>>>> However, since the CRLs will almost certainly not be checked, this
>>>> means the site will still be vulnerable to attack for the lifetime of
>>>> the certificate (and perhaps beyond, depending on user
>>>> behaviour). Note that shutting down the site DOES NOT prevent the
>>>> Therefore mitigation falls to other parties.
>>>> 1. Browsers must check CRLs by default.
>>> >>> Isn't this a good argument for blacklisting the keys on the client >>> side? >> >> Isn't that exactly what "Browsers must check CRLs" means in this >> context anyway? What alternative client-side blacklisting mechanism do >> you suggest? > > It's easy to compute all the public keys that will be generated > by the broken PRNG. The clients could embed that list and refuse > to accept any certificate containing one of them. So, this > is distinct from CRLs in that it doesn't require knowing > which servers have which cert...
<scurries off to read CRL format in RFC>
Oh, you can't specify them solely by key, you have to have all the associated metadata. That's annoying, yes, I understand your point now.
IIRC various of the vendors' sshd updates released in the immediate wake of the Debian catastrophe do indeed block all the weak keys.

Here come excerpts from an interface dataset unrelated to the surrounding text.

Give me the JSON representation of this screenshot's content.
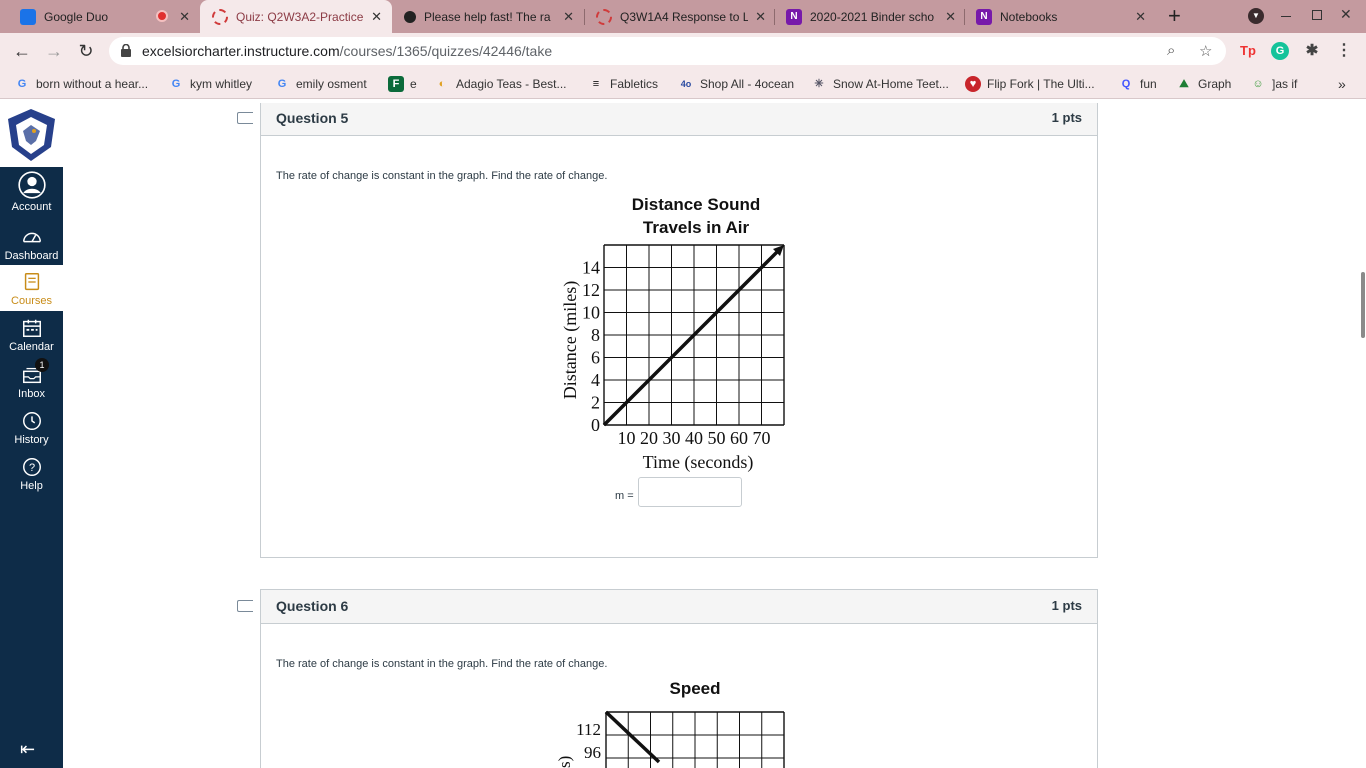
{
  "browser": {
    "tabs": [
      {
        "title": "Google Duo",
        "icon_color": "#1a73e8"
      },
      {
        "title": "Quiz: Q2W3A2-Practice",
        "icon_color": "#d03b3b",
        "active": true
      },
      {
        "title": "Please help fast! The ra",
        "icon_color": "#222222"
      },
      {
        "title": "Q3W1A4 Response to L",
        "icon_color": "#d03b3b"
      },
      {
        "title": "2020-2021 Binder scho",
        "icon_color": "#7719aa"
      },
      {
        "title": "Notebooks",
        "icon_color": "#7719aa"
      }
    ],
    "new_tab_label": "+",
    "url_host": "excelsiorcharter.instructure.com",
    "url_path": "/courses/1365/quizzes/42446/take",
    "bookmarks": [
      {
        "label": "born without a hear...",
        "icon": "google-icon"
      },
      {
        "label": "kym whitley",
        "icon": "google-icon"
      },
      {
        "label": "emily osment",
        "icon": "google-icon"
      },
      {
        "label": "e",
        "icon": "forms-icon"
      },
      {
        "label": "Adagio Teas - Best...",
        "icon": "adagio-icon"
      },
      {
        "label": "Fabletics",
        "icon": "fabletics-icon"
      },
      {
        "label": "Shop All - 4ocean",
        "icon": "ocean-icon"
      },
      {
        "label": "Snow At-Home Teet...",
        "icon": "snow-icon"
      },
      {
        "label": "Flip Fork | The Ulti...",
        "icon": "flipfork-icon"
      },
      {
        "label": "fun",
        "icon": "quizlet-icon"
      },
      {
        "label": "Graph",
        "icon": "graph-icon"
      },
      {
        "label": "]as if",
        "icon": "person-icon"
      }
    ],
    "more_bookmarks": "»"
  },
  "nav": {
    "items": [
      {
        "label": "Account",
        "icon": "account-icon"
      },
      {
        "label": "Dashboard",
        "icon": "dashboard-icon"
      },
      {
        "label": "Courses",
        "icon": "courses-icon",
        "active": true
      },
      {
        "label": "Calendar",
        "icon": "calendar-icon"
      },
      {
        "label": "Inbox",
        "icon": "inbox-icon",
        "badge": "1"
      },
      {
        "label": "History",
        "icon": "history-icon"
      },
      {
        "label": "Help",
        "icon": "help-icon"
      }
    ],
    "accent_color": "#c88c18",
    "background": "#0e2c48"
  },
  "questions": [
    {
      "name": "Question 5",
      "points": "1 pts",
      "text": "The rate of change is constant in the graph. Find the rate of change.",
      "answer_label": "m =",
      "answer_value": "",
      "chart_data": {
        "type": "line",
        "title": "Distance Sound Travels in Air",
        "title_lines": [
          "Distance Sound",
          "Travels in Air"
        ],
        "xlabel": "Time (seconds)",
        "ylabel": "Distance (miles)",
        "x_ticks": [
          "10",
          "20",
          "30",
          "40",
          "50",
          "60",
          "70"
        ],
        "y_ticks": [
          "0",
          "2",
          "4",
          "6",
          "8",
          "10",
          "12",
          "14"
        ],
        "xlim": [
          0,
          80
        ],
        "ylim": [
          0,
          16
        ],
        "grid": true,
        "series": [
          {
            "x": [
              0,
              80
            ],
            "y": [
              0,
              16
            ]
          }
        ]
      }
    },
    {
      "name": "Question 6",
      "points": "1 pts",
      "text": "The rate of change is constant in the graph. Find the rate of change.",
      "chart_data": {
        "type": "line",
        "title": "Speed",
        "y_ticks": [
          "112",
          "96"
        ],
        "grid": true
      }
    }
  ]
}
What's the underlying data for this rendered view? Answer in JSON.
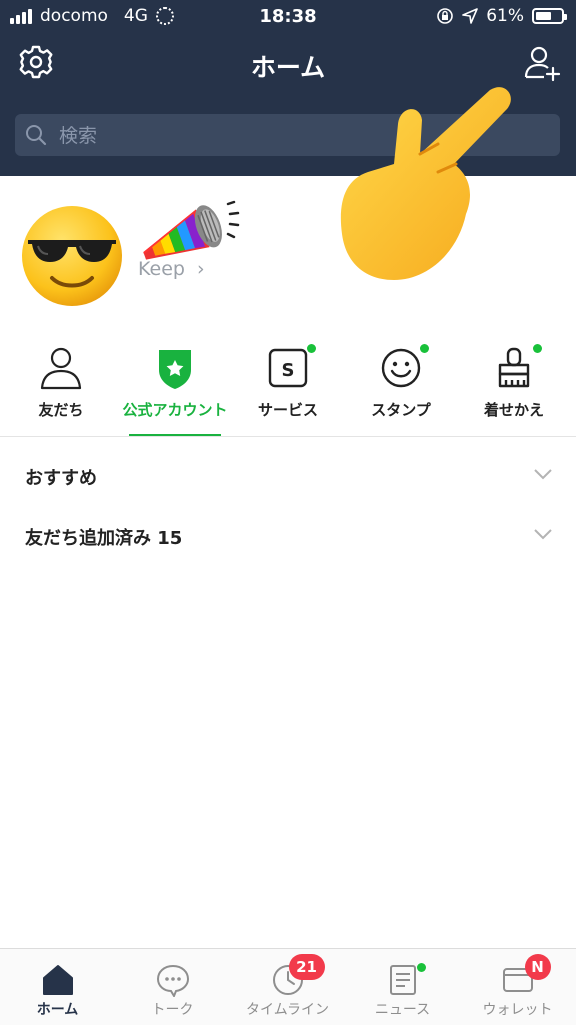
{
  "status_bar": {
    "carrier": "docomo",
    "network": "4G",
    "time": "18:38",
    "battery": "61%",
    "battery_level": 0.61
  },
  "header": {
    "title": "ホーム",
    "search_placeholder": "検索"
  },
  "profile": {
    "keep_label": "Keep",
    "keep_chevron": "›"
  },
  "categories": [
    {
      "label": "友だち",
      "icon": "person-icon",
      "dot": false,
      "active": false
    },
    {
      "label": "公式アカウント",
      "icon": "official-shield-icon",
      "dot": false,
      "active": true
    },
    {
      "label": "サービス",
      "icon": "service-s-icon",
      "dot": true,
      "active": false
    },
    {
      "label": "スタンプ",
      "icon": "smiley-icon",
      "dot": true,
      "active": false
    },
    {
      "label": "着せかえ",
      "icon": "brush-icon",
      "dot": true,
      "active": false
    }
  ],
  "service_icon_letter": "S",
  "sections": [
    {
      "label": "おすすめ"
    },
    {
      "label": "友だち追加済み 15"
    }
  ],
  "tabbar": [
    {
      "label": "ホーム",
      "icon": "home-icon",
      "active": true
    },
    {
      "label": "トーク",
      "icon": "chat-bubble-icon",
      "active": false
    },
    {
      "label": "タイムライン",
      "icon": "clock-icon",
      "active": false,
      "badge": "21"
    },
    {
      "label": "ニュース",
      "icon": "news-icon",
      "active": false
    },
    {
      "label": "ウォレット",
      "icon": "wallet-icon",
      "active": false,
      "badge": "N"
    }
  ],
  "colors": {
    "header_bg": "#263349",
    "accent_green": "#19b23f",
    "badge_red": "#f23a4b"
  }
}
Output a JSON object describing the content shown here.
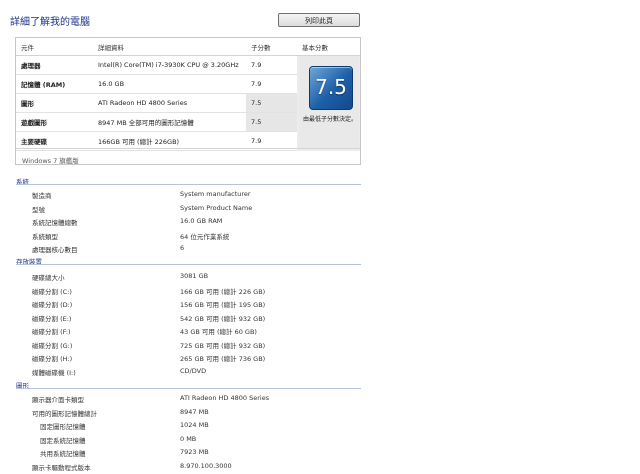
{
  "header": {
    "title": "詳細了解我的電腦",
    "print_label": "列印此頁"
  },
  "score_table": {
    "columns": [
      "元件",
      "詳細資料",
      "子分數",
      "基本分數"
    ],
    "rows": [
      {
        "component": "處理器",
        "detail": "Intel(R) Core(TM) i7-3930K CPU @ 3.20GHz",
        "subscore": "7.9"
      },
      {
        "component": "記憶體 (RAM)",
        "detail": "16.0 GB",
        "subscore": "7.9"
      },
      {
        "component": "圖形",
        "detail": "ATI Radeon HD 4800 Series",
        "subscore": "7.5"
      },
      {
        "component": "遊戲圖形",
        "detail": "8947 MB 全部可用的圖形記憶體",
        "subscore": "7.5"
      },
      {
        "component": "主要硬碟",
        "detail": "166GB 可用 (總計 226GB)",
        "subscore": "7.9"
      }
    ],
    "base_score": "7.5",
    "base_caption": "由最低子分數決定。",
    "edition": "Windows 7 旗艦版"
  },
  "sections": [
    {
      "title": "系統",
      "items": [
        {
          "key": "製造商",
          "value": "System manufacturer"
        },
        {
          "key": "型號",
          "value": "System Product Name"
        },
        {
          "key": "系統記憶體總數",
          "value": "16.0 GB RAM"
        },
        {
          "key": "系統類型",
          "value": "64 位元作業系統"
        },
        {
          "key": "處理器核心數目",
          "value": "6"
        }
      ]
    },
    {
      "title": "存放裝置",
      "items": [
        {
          "key": "硬碟總大小",
          "value": "3081 GB"
        },
        {
          "key": "磁碟分割 (C:)",
          "value": "166 GB 可用 (總計 226 GB)"
        },
        {
          "key": "磁碟分割 (D:)",
          "value": "156 GB 可用 (總計 195 GB)"
        },
        {
          "key": "磁碟分割 (E:)",
          "value": "542 GB 可用 (總計 932 GB)"
        },
        {
          "key": "磁碟分割 (F:)",
          "value": "43 GB 可用 (總計 60 GB)"
        },
        {
          "key": "磁碟分割 (G:)",
          "value": "725 GB 可用 (總計 932 GB)"
        },
        {
          "key": "磁碟分割 (H:)",
          "value": "265 GB 可用 (總計 736 GB)"
        },
        {
          "key": "媒體磁碟機 (I:)",
          "value": "CD/DVD"
        }
      ]
    },
    {
      "title": "圖形",
      "items": [
        {
          "key": "顯示器介面卡類型",
          "value": "ATI Radeon HD 4800 Series"
        },
        {
          "key": "可用的圖形記憶體總計",
          "value": "8947 MB"
        },
        {
          "key": "固定圖形記憶體",
          "value": "1024 MB"
        },
        {
          "key": "固定系統記憶體",
          "value": "0 MB"
        },
        {
          "key": "共用系統記憶體",
          "value": "7923 MB"
        },
        {
          "key": "顯示卡驅動程式版本",
          "value": "8.970.100.3000"
        }
      ]
    }
  ]
}
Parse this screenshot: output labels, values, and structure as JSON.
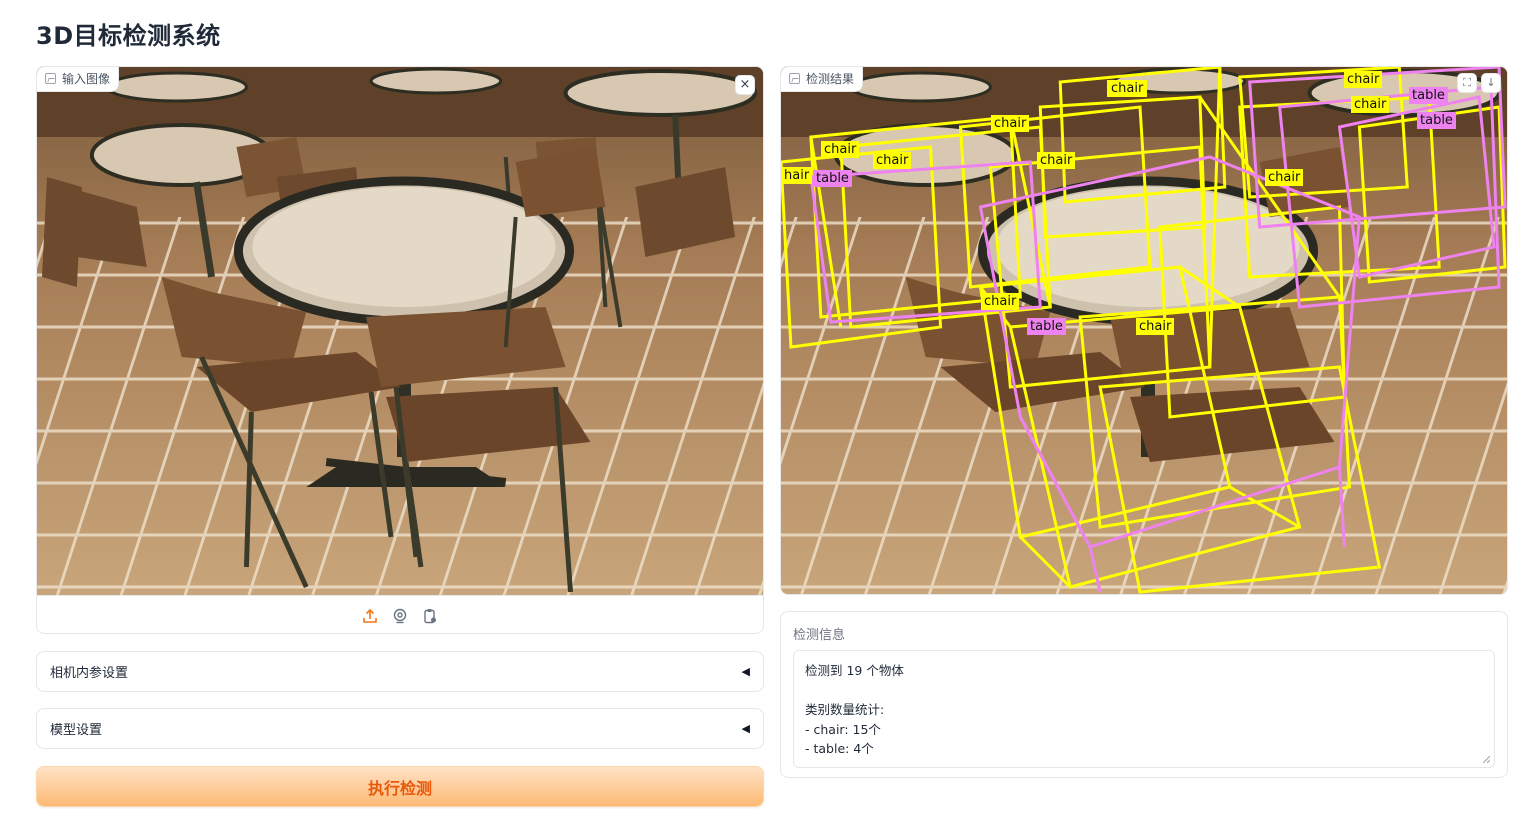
{
  "app": {
    "title": "3D目标检测系统"
  },
  "input_panel": {
    "label": "输入图像",
    "close_glyph": "×"
  },
  "source_bar": {
    "icons": [
      "upload-icon",
      "webcam-icon",
      "clipboard-icon"
    ]
  },
  "output_panel": {
    "label": "检测结果",
    "fullscreen_glyph": "⛶",
    "download_glyph": "↓"
  },
  "detection_labels": {
    "chair": "chair",
    "table": "table",
    "chair_partial": "hair",
    "box_colors": {
      "chair": "#ffff00",
      "table": "#ee82ee"
    }
  },
  "accordions": {
    "camera": {
      "label": "相机内参设置",
      "arrow": "◀"
    },
    "model": {
      "label": "模型设置",
      "arrow": "◀"
    }
  },
  "run_button": {
    "label": "执行检测"
  },
  "info": {
    "label": "检测信息",
    "text": "检测到 19 个物体\n\n类别数量统计:\n- chair: 15个\n- table: 4个"
  },
  "colors": {
    "accent": "#f97316",
    "button_text": "#ea580c"
  }
}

DaveK -- Can't think of a witty .sigline today.... _______________________________________________ Full-Disclosure - We believe in it. Charter: http://lists.grok.org.uk/full-disclosure-charter.html Hosted and sponsored by Secunia - http://secunia.com/